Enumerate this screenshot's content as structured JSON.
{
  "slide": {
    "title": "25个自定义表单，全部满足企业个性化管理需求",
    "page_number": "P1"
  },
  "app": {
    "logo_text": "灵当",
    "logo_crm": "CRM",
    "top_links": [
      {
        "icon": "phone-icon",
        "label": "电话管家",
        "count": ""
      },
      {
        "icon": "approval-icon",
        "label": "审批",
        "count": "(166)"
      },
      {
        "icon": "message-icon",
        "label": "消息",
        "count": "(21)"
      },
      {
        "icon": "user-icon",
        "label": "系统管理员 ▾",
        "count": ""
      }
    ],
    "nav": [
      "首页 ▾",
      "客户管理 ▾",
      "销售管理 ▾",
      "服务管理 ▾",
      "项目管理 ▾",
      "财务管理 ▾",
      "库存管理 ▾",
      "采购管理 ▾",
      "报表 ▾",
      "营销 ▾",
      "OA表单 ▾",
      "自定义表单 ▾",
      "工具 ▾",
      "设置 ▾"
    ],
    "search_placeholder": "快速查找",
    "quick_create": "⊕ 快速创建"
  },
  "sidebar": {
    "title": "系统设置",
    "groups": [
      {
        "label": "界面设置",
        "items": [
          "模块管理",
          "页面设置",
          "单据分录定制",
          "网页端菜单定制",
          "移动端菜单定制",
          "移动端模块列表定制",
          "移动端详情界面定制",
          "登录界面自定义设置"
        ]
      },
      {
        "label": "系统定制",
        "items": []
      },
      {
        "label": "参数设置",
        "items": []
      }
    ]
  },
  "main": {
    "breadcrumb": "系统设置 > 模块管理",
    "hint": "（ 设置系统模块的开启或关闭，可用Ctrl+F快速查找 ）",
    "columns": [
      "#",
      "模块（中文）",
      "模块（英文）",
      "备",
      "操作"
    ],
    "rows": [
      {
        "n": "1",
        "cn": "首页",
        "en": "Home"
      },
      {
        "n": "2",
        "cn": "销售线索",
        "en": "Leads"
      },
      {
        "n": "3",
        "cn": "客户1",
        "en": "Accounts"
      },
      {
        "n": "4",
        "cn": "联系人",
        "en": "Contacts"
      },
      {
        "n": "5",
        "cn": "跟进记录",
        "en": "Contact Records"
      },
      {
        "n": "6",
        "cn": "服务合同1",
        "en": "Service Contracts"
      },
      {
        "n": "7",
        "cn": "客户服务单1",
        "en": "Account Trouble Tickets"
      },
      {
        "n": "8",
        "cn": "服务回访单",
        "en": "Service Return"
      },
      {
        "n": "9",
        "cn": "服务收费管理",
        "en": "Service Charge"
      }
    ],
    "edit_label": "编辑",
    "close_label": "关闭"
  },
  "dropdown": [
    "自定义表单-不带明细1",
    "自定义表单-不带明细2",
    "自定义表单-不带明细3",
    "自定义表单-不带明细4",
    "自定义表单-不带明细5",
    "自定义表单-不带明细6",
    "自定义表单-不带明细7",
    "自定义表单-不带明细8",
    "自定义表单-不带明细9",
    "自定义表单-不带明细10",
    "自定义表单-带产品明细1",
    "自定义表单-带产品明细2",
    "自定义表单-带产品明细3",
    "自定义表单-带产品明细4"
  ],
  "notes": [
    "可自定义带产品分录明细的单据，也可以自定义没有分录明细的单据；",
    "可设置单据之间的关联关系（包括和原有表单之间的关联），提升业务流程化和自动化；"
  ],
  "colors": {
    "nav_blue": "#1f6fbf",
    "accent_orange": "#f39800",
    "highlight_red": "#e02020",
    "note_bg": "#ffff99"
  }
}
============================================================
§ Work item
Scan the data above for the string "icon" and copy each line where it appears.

§ Solution for this problem
        "icon": "phone-icon",
        "icon": "approval-icon",
        "icon": "message-icon",
        "icon": "user-icon",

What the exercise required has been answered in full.